Published 8:27 pm Thursday, April 16, 2009

There are certain privileges that come with being the editor of a newspaper. Often times you get to pick and choose the stories you write and the events you cover.

Such a decision came the other night when I asked sports editor Stephen Dawkins to let me cover the county baseball championship game between Thorsby and Jemison. To me, it was a decision based on nostalgia and one I thought would benefit Stephen.

The other choice was covering the Chilton Auburn Club’s presentation of the Unsung Hero award to former Auburn head coach Tommy Tuberville. Not only did the event offer an opportunity to meet the coach but also included what I would assume was a delicious steak dinner. In short, I felt Stephen would appreciate the dinner more.

He did.

Two times in my career, I worked as sports writer, covering baseball games at points throughout the state. These games had always been fantastic, offering a chance to enjoy a game that I love and, as a bonus, they are often played during the prettiest times of the year.

Unlike football, that starts on hot, steamy Friday nights in August and ends in bone-chilling nights in November, baseball is often played in warm days and comfortable nights.

No such luck Monday night.

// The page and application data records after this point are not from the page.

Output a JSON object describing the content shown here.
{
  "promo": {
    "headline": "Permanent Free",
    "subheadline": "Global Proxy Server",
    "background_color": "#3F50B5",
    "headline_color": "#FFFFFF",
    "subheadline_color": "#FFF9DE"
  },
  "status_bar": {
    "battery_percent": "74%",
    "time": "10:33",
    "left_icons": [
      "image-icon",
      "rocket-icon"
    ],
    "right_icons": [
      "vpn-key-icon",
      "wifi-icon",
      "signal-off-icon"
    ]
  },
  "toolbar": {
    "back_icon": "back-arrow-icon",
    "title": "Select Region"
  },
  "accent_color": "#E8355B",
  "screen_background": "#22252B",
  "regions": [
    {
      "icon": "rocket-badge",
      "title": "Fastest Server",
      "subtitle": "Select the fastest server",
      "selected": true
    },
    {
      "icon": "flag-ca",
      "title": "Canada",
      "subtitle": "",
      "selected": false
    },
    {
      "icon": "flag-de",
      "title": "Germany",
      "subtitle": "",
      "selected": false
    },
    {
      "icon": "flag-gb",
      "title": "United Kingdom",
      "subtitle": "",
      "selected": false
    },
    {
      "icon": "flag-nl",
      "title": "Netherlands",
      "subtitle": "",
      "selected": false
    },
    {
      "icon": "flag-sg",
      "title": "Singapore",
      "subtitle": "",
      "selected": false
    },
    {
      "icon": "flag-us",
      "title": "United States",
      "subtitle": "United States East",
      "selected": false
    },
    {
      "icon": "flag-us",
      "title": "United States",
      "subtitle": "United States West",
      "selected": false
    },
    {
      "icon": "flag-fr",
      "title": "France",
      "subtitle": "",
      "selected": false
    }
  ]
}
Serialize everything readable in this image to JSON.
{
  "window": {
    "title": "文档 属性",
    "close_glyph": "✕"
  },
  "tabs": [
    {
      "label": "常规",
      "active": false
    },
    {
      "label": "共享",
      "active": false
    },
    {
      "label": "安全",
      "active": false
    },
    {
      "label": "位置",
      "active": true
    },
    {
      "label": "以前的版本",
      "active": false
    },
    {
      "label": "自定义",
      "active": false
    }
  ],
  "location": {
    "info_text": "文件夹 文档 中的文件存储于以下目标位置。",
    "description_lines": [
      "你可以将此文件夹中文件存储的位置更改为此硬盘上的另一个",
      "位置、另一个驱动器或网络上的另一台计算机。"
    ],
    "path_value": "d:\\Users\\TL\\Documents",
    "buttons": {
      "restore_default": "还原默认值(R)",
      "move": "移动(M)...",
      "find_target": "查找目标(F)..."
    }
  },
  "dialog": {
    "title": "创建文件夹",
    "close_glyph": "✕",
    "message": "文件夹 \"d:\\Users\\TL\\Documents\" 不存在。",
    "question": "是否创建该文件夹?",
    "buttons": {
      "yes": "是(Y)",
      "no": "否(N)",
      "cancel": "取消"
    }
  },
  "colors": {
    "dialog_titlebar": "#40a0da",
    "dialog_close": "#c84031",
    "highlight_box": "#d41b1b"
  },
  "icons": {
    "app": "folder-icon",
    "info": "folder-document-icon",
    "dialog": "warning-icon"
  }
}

By the time I looked at my phone in the bottom of the sixth inning, with Thorsby leading 5-2, and seeing that the temperature was a balmy 46 degrees, I had officially lost feeling in my nose, both ears and my left kneecap.

Simply, I was cold, real cold.

I looked around and noticed those in attendance bundled up in blankets, heavy coats, winter hats and even some in full-body sleeping bags.

Let me remind everyone that it is April, mid-April, and baseball games played in 40-degree weather is simply un-American.

This only goes to prove the privilege mentioned above in picking my assignments is something I should put a little more thought into.